Once you find the line with "Extract the structured", copy it and every line after it through the end of the entries below, exactly as written.

• • • • •

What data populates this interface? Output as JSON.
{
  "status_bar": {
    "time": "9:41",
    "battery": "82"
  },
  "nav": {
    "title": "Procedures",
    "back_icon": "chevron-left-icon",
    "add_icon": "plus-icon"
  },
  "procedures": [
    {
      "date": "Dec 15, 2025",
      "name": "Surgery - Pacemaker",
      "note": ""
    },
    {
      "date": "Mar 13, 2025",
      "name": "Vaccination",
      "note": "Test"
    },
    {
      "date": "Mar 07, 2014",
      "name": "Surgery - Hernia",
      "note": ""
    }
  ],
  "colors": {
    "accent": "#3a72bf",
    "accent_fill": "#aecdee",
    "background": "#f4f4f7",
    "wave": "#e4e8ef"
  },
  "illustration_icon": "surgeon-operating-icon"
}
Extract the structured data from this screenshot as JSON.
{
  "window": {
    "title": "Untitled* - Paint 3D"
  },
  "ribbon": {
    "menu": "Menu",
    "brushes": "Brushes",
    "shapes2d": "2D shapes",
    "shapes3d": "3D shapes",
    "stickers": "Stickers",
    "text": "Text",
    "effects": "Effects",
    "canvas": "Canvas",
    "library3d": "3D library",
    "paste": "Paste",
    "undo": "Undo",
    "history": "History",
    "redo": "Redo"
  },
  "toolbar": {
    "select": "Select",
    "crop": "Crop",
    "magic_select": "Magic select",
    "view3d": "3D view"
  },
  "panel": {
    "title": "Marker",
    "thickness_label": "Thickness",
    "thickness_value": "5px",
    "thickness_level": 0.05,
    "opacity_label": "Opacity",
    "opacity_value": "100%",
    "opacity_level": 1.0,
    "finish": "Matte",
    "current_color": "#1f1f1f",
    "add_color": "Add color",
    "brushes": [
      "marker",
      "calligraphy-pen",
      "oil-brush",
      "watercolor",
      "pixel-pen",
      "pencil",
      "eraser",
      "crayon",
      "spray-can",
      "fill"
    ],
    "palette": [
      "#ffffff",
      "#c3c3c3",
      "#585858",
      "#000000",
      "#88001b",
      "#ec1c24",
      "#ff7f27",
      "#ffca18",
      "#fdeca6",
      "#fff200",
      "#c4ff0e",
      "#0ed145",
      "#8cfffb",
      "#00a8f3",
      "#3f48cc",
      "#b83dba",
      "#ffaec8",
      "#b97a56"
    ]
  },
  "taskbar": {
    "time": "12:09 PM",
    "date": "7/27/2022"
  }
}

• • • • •

■ ANSWER SPACE ■
Extract the structured data from this screenshot as JSON.
{
  "window": {
    "title": "Untitled* - Paint 3D"
  },
  "ribbon": {
    "menu": "Menu",
    "brushes": "Brushes",
    "shapes2d": "2D shapes",
    "shapes3d": "3D shapes",
    "stickers": "Stickers",
    "text": "Text",
    "effects": "Effects",
    "canvas": "Canvas",
    "library3d": "3D library",
    "paste": "Paste",
    "undo": "Undo",
    "history": "History",
    "redo": "Redo"
  },
  "toolbar": {
    "select": "Select",
    "crop": "Crop",
    "magic_select": "Magic select",
    "view3d": "3D view"
  },
  "panel": {
    "title": "Marker",
    "thickness_label": "Thickness",
    "thickness_value": "5px",
    "thickness_level": 0.05,
    "opacity_label": "Opacity",
    "opacity_value": "100%",
    "opacity_level": 1.0,
    "finish": "Matte",
    "current_color": "#1f1f1f",
    "add_color": "Add color",
    "brushes": [
      "marker",
      "calligraphy-pen",
      "oil-brush",
      "watercolor",
      "pixel-pen",
      "pencil",
      "eraser",
      "crayon",
      "spray-can",
      "fill"
    ],
    "palette": [
      "#ffffff",
      "#c3c3c3",
      "#585858",
      "#000000",
      "#88001b",
      "#ec1c24",
      "#ff7f27",
      "#ffca18",
      "#fdeca6",
      "#fff200",
      "#c4ff0e",
      "#0ed145",
      "#8cfffb",
      "#00a8f3",
      "#3f48cc",
      "#b83dba",
      "#ffaec8",
      "#b97a56"
    ]
  },
  "taskbar": {
    "time": "12:09 PM",
    "date": "7/27/2022"
  }
}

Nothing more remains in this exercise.